Neurological Effects of Manipulating the Microbiome
In fact, it is now thought that the microbiome plays a role in many neurological conditions such as obsessive compulsive disorder and autism; and also emotions like anxiety, aggression and sadness.4 Therefore, an understanding of the vast influence the microbiome has will undoubtedly open up new and exciting opportunities to diagnose and treat patients.
Recently, there has been interest in looking at the connection between the microbiome and autism spectrum disorder (ASD). The suggestion that a connection exists between the microbiome and ASD stems from the observation that many children with ASD suffer from increased inflammatory bowel disease and other gastrointestinal (GI) disorders compared to neurotypical children.8 Furthermore, studies have shown that the extent of GI dysfunction and severity of ASD exhibited are strongly correlated.9 Stronger evidence comes from a recent small open-label clinical trial which examined the impact of a 7-8 week long Microbiota Transfer Therapy (MTT) on GI and ASD symptoms.10 ASD-diagnosed children went through a two-week antibiotic treatment and a bowel cleanse followed by a fecal microbiota transplant course to re-populate their gut microbiota using a standardized source prepared from healthy individuals. Following the MMT the children showed significant improvements in both GI and ASD related symptoms, which persisted for at least 8 weeks after treatment ended. Looking at the microbiota composition of the children with ASD, the MMT shifted their microbiota to be more similar to that of neurotypical children.
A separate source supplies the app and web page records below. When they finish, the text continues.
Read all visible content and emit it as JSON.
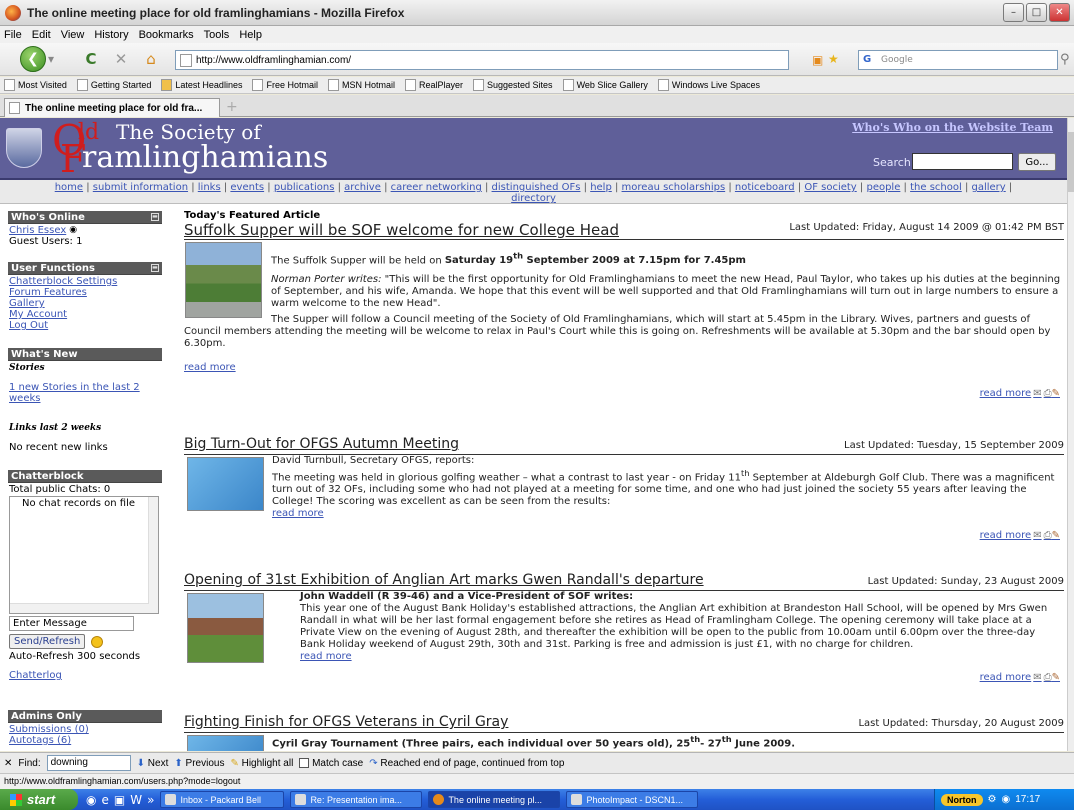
{
  "window": {
    "title": "The online meeting place for old framlinghamians - Mozilla Firefox"
  },
  "menu": [
    "File",
    "Edit",
    "View",
    "History",
    "Bookmarks",
    "Tools",
    "Help"
  ],
  "url": "http://www.oldframlinghamian.com/",
  "search_placeholder": "Google",
  "bookmarks": [
    "Most Visited",
    "Getting Started",
    "Latest Headlines",
    "Free Hotmail",
    "MSN Hotmail",
    "RealPlayer",
    "Suggested Sites",
    "Web Slice Gallery",
    "Windows Live Spaces"
  ],
  "tab": {
    "label": "The online meeting place for old fra...",
    "new": "+"
  },
  "site": {
    "logo_o": "O",
    "logo_ld": "ld",
    "logo_line1": "The Society of",
    "logo_f": "F",
    "logo_line2": "ramlinghamians",
    "whos_who": "Who's Who on the Website Team",
    "search_label": "Search",
    "go": "Go..."
  },
  "nav": [
    "home",
    "submit information",
    "links",
    "events",
    "publications",
    "archive",
    "career networking",
    "distinguished OFs",
    "help",
    "moreau scholarships",
    "noticeboard",
    "OF society",
    "people",
    "the school",
    "gallery",
    "directory"
  ],
  "sidebar": {
    "whos_online": {
      "title": "Who's Online",
      "user": "Chris Essex",
      "guests": "Guest Users: 1"
    },
    "user_functions": {
      "title": "User Functions",
      "links": [
        "Chatterblock Settings",
        "Forum Features",
        "Gallery",
        "My Account",
        "Log Out"
      ]
    },
    "whats_new": {
      "title": "What's New",
      "stories_label": "Stories",
      "stories_link": "1 new Stories in the last 2 weeks",
      "links_label": "Links last 2 weeks",
      "links_text": "No recent new links"
    },
    "chatterblock": {
      "title": "Chatterblock",
      "total": "Total public Chats: 0",
      "records": "No chat records on file",
      "enter": "Enter Message",
      "send": "Send/Refresh",
      "auto": "Auto-Refresh 300 seconds",
      "log": "Chatterlog"
    },
    "admins": {
      "title": "Admins Only",
      "submissions": "Submissions (0)",
      "autotags": "Autotags (6)"
    }
  },
  "featured_label": "Today's Featured Article",
  "articles": [
    {
      "title": "Suffolk Supper will be SOF welcome for new College Head",
      "updated": "Last Updated: Friday, August 14 2009 @ 01:42 PM BST",
      "p0a": "The Suffolk Supper will be held on ",
      "p0b": "Saturday 19",
      "p0sup": "th",
      "p0c": " September 2009 at 7.15pm for 7.45pm",
      "p1a": "Norman Porter writes:",
      "p1b": " \"This will be the first opportunity for Old Framlinghamians to meet the new Head, Paul Taylor, who takes up his duties at the beginning of September, and his wife, Amanda.  We hope that this event will be well supported and that Old Framlinghamians will turn out in large numbers to ensure a warm welcome to the new Head\".",
      "p2": "The Supper will follow a Council meeting of the Society of Old Framlinghamians, which will start at 5.45pm in the Library.  Wives, partners and guests of Council members attending the meeting will be welcome to relax in Paul's Court while this is going on.  Refreshments will be available at 5.30pm and the bar should open by 6.30pm.",
      "read_more": "read more"
    },
    {
      "title": "Big Turn-Out for OFGS Autumn Meeting",
      "updated": "Last Updated: Tuesday, 15 September 2009",
      "byline": "David Turnbull, Secretary OFGS, reports:",
      "p1a": "The meeting was held in glorious golfing weather – what a contrast to last year - on Friday 11",
      "p1sup": "th",
      "p1b": " September at Aldeburgh Golf Club. There was a magnificent turn out of 32 OFs, including some who had not played at a meeting for some time, and one who had just joined the society 55 years after leaving the College! The scoring was excellent as can be seen from the results:",
      "read_more": "read more"
    },
    {
      "title": "Opening of 31st Exhibition of Anglian Art marks Gwen Randall's departure",
      "updated": "Last Updated: Sunday, 23 August 2009",
      "byline": "John Waddell (R 39-46) and a Vice-President of SOF writes:",
      "p1": "This year one of the August Bank Holiday's established attractions, the Anglian Art exhibition at Brandeston Hall School, will be opened by Mrs Gwen Randall in what will be her last formal engagement before she retires as Head of Framlingham College. The opening ceremony will take place at a Private View on the evening of August 28th, and thereafter the exhibition will be open to the public from 10.00am until 6.00pm over the three-day Bank Holiday weekend of August 29th, 30th and 31st. Parking is free and admission is just £1, with no charge for children.",
      "read_more": "read more"
    },
    {
      "title": "Fighting Finish for OFGS Veterans in Cyril Gray",
      "updated": "Last Updated: Thursday, 20 August 2009",
      "byline_a": "Cyril Gray Tournament (Three pairs, each individual over 50 years old), 25",
      "byline_sup1": "th",
      "byline_b": "- 27",
      "byline_sup2": "th",
      "byline_c": " June 2009."
    }
  ],
  "read_more_action": "read more",
  "findbar": {
    "label": "Find:",
    "value": "downing",
    "next": "Next",
    "previous": "Previous",
    "highlight": "Highlight all",
    "match": "Match case",
    "status": "Reached end of page, continued from top"
  },
  "status_url": "http://www.oldframlinghamian.com/users.php?mode=logout",
  "taskbar": {
    "start": "start",
    "items": [
      "Inbox - Packard Bell",
      "Re: Presentation ima...",
      "The online meeting pl...",
      "PhotoImpact - DSCN1..."
    ],
    "norton": "Norton",
    "clock": "17:17"
  },
  "colors": {
    "header_bg": "#5f5f99",
    "logo_red": "#d01d1d",
    "link": "#3b55b5",
    "sidebar_head": "#5a5a5a"
  }
}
These findings support the idea that microbiota play a significant role in ASD symptoms.
The Microbiome as a Future Drug Delivery System
Pushing the boundaries even further, synthetic biologists are working to engineer bacteria and mammalian cells so the cells themselves are able treat certain diseases and act as therapeutic agents or “living pills.”11 For instance, scientists have already engineered a cell to be a “biomedical biosensor” which can detect a flare-up of the skin disease psoriasis and respond by releasing anti-inflammatory cytokines to sooth inflammation and provide on-the-spot treatment.12 Another area of research involves using the academic information obtained from studies on the microbiome to influence the interplay between our microbiota, the immune system and a the mechanism of action of disease to create a therapeutic bacterial cocktail. This bacterial cocktail would contain specifically selected commensal microbial species in order to remodel the gut microbiome and treat the disease.13 One major concern of modulating the microbiome is the importance of looking for unintentional global effects as much or even more than focusing on the intended ones. This is similar to the concerns mentioned in a previous article discussing editing genes with the CRISPR-Cas9 system; when dealing with influencing large scale complex systems like the microbiome or genome, minimizing uncertainties is paramount